  • Consev-Art varnish (Winsor & Newton); available in matte and glossy. A crystal-clear varnish that can be easily removed for over 100 years.
  • Wax varnish (Winsor & Newton)

There is also retouch or retouch varnish available. This provides temporary protection to recently completed oil paintings. The paint must dry for at least a month. Then, when the paint is completely dry, a layer of final varnish can be applied over the retouch varnish. Retouch varnish is also used to revive matted or dull spots on the painting.

protecting and cleaning hands

6. Other Products;

In addition to the mentioned products, there is, for example, siccatif. This is a product that reduces the drying time of oil paint. There is siccatif Courtrai, which is clear in color, and siccatif Harlem, which is slightly darker in color.
Under the category of other products, there are also special cleaning agents such as hand cleaner, for example, Artgel from Winsor & Newton or Hand Cleaner from Talens. Winsor & Newton also has a protective cream that you can apply to your hands before painting. This prevents harmful substances from penetrating your skin and simplifies cleaning.

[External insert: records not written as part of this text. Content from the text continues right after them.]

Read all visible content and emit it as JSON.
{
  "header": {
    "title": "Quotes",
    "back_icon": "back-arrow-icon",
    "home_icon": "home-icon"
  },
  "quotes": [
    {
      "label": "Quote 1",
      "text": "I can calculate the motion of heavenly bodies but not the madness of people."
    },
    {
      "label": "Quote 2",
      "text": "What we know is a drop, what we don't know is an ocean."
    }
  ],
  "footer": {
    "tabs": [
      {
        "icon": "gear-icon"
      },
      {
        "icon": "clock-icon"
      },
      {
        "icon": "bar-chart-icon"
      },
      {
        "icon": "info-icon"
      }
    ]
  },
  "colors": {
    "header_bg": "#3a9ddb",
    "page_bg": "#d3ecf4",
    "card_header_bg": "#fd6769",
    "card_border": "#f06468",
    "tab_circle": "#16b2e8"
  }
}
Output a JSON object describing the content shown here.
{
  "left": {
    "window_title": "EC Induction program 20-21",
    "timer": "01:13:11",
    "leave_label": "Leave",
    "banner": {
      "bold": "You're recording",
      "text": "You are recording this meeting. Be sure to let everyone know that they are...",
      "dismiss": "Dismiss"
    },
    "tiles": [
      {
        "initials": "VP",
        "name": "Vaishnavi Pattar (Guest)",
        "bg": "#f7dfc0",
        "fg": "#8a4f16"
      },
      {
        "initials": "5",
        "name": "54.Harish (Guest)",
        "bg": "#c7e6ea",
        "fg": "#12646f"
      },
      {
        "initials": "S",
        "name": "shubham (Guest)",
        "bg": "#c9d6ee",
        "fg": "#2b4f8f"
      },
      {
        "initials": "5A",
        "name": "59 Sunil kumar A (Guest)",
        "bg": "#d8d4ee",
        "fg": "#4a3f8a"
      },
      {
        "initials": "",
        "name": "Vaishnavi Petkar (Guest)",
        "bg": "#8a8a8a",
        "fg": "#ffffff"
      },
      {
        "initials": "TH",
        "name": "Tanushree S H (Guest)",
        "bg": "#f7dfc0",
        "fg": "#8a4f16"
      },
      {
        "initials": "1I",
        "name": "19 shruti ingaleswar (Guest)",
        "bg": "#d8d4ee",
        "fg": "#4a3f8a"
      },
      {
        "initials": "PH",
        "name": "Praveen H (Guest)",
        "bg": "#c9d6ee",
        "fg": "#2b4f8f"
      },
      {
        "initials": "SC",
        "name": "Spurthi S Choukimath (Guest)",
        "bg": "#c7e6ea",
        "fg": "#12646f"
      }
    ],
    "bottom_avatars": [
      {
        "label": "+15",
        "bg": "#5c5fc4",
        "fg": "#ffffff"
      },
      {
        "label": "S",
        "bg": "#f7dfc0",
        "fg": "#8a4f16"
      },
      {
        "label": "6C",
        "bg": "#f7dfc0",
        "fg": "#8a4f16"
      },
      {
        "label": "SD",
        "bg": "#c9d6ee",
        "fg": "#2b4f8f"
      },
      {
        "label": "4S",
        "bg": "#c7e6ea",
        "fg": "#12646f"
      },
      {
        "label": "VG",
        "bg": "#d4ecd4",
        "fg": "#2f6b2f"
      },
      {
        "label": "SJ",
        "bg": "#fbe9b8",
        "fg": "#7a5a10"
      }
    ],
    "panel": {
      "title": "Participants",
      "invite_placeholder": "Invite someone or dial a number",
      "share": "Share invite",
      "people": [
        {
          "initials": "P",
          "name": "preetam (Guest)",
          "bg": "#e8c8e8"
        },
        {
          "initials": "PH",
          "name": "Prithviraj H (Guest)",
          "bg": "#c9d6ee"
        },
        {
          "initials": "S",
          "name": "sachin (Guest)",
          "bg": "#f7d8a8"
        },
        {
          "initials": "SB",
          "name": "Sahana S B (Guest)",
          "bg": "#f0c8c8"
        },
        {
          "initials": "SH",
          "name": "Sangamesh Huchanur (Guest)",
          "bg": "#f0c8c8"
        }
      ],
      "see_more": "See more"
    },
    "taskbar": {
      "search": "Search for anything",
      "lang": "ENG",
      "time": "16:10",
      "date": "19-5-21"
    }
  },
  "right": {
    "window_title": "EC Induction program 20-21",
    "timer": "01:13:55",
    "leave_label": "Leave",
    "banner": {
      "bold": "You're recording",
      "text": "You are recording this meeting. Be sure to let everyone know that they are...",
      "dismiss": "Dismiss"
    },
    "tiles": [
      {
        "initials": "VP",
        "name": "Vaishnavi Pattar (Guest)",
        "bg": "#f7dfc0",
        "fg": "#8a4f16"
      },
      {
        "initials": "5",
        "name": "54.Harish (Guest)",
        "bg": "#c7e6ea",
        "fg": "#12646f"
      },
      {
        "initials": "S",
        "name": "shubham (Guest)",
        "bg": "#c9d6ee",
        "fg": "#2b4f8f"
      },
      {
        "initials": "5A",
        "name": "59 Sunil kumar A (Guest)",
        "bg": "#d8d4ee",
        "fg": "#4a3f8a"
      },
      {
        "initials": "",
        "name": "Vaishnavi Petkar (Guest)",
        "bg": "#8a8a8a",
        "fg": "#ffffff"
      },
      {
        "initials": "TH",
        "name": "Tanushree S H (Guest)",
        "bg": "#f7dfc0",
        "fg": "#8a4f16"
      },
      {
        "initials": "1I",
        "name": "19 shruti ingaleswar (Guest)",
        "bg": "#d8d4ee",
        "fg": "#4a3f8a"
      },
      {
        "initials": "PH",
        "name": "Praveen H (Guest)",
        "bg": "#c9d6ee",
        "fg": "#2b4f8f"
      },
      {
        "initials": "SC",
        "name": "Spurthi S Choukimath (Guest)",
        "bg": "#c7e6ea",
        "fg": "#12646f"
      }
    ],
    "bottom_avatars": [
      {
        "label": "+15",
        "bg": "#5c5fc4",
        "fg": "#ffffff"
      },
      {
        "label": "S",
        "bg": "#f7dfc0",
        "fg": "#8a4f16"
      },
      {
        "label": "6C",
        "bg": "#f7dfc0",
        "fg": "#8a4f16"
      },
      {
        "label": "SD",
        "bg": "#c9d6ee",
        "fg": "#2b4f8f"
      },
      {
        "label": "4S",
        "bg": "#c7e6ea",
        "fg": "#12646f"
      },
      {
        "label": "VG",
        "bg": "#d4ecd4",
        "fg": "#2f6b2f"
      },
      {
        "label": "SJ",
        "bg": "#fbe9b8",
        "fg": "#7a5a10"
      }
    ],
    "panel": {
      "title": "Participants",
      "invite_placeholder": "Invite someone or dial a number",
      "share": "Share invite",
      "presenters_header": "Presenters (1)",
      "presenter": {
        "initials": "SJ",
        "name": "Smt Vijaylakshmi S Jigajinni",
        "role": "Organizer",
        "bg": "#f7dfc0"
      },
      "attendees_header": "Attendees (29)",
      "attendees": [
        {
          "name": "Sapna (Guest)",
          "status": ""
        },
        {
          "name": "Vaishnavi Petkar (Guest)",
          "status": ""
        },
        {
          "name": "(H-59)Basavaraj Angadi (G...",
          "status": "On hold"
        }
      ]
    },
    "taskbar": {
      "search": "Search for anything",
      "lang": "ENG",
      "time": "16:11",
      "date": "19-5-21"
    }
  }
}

ll in all, there are many possible additives, and these are just two brands. Other brands generally have similar products. If you want to delve into this further, you can find an overview of manufacturers under the "Materials" category. Most manufacturers have a website where their products are extensively described. Ultimately, the product you choose largely depends on personal preference. This overview provides a good idea of the possibilities. Of course, you don't need to purchase everything. This depends, among other things, on the technique you use, and with a few additives, you can go a long way. Some examples of how to work with these additives in practice are discussed in the article "Oil Painting - Working with Mediums."